As very little archive material is stored on these islands, researchers had to go to Curaçao and to the Netherlands, said KITLV researcher and lecturer at the Leiden University Dr. Jessica Roitman who has done extensive research in the Windward Islands as part of the larger, multi-disciplinary, multi-annual Confronting Caribbean Challenges project.
The Windward Islands play a marginal role in the Dutch Caribbean colonial history, with the big focus having been on Curaçao. “Unfortunately the islands were a bit forgotten, and if the Windward Islands were mentioned, it was almost always St. Eustatius in its glorious Golden Rock times. I want to give these islands more attention,” said Roitman.
“It is important to have these collections digitalised, not only for researchers, but especially for everyone else who want to learn more about his or her own past, right from behind the computer,” said Roitman, who specifically mentioned the Hamelberg collection which includes information on the Windward Islands.
Roitman’s colleague, KITLV researcher Stacey Mac Donald who also works on the Confronting Caribbean Challenges, addressed the issue of identity during the panel discussion. She said that the digitalisation of this collection was also very important for the youth.
Mac Donald remarked that schools on the islands generally taught too little on the slavery past and colonial times, and that the learning material too was limited. “With the Dutch Caribbean digital heritage now online, these youngsters can find out more about their past in search of their own identity.”
Researcher specialised in social diversity, heritage and the slavery past Dr. Valika Smeulders, who also organises heritage tours in the Netherlands with “Pasado Presente,” spoke about the slavery times in Bonaire, a topic that she researched.
Slavery was very different in Bonaire than in Curaçao, said the Curaçao-born Smeulders. Bonaire had a state plantation, run by the West India Company (WIC), and not multiple plantations as in Curaçao.
The slaves in Bonaire had to work excessively hard and carry heavy loads. The very hard working conditions, combined with the great lack of food, resulted in many injuries, some permanent, and much illness. This left many unable to work, which caused people to say that the workers in Bonaire were lazy.

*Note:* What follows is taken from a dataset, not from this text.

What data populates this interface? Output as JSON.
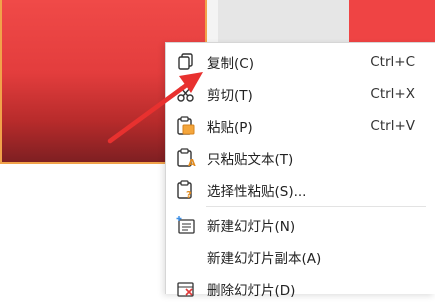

Smeulders said there was much information to be found in the digital collection. Information which she hoped would contribute to putting historical events in a better perspective and creating a broader human interest angle.
Professor Dr. Henk den Heijer of Leiden University, specialised in maritime history, said the digital collection was “very important” for research about the slave trade between West Africa and the Caribbean in the 17th and 18th centuries.
Even though the Netherlands had a limited role in the slave trade with a mere five per cent in the total trade of 12 million people who were transported out of Africa, the Dutch dominated the trade at the coast of West Africa for almost 200 years.
The archives contain a very important report of Jan Valckenburgh, the director who ran the Dutch slave trading centre Fort Elmina, located in the current Ghana, for almost ten years in the most prosperous times of the slave trade. Den Heijer said Valckenburgh’s report of 1659 provides very detailed information on the trade. Den Heijer said there were several other important manuscripts that gave a good overview of the Dutch slave trade.
The digital collections are available via the Dutch Caribbean Digital Platform, dcdp.uoc.cw, and also on the Digital Library of the Caribbean, dloc.com, where the University of Curaçao and Leiden University have been added as a partner collection. In the near future, the collections will also be available at the new platform of the digital collections of the Leiden University Library.
Source: The Daily Herald https://www.thedailyherald.sx/islands/62077-dutch-caribbean-heritage-goes-digital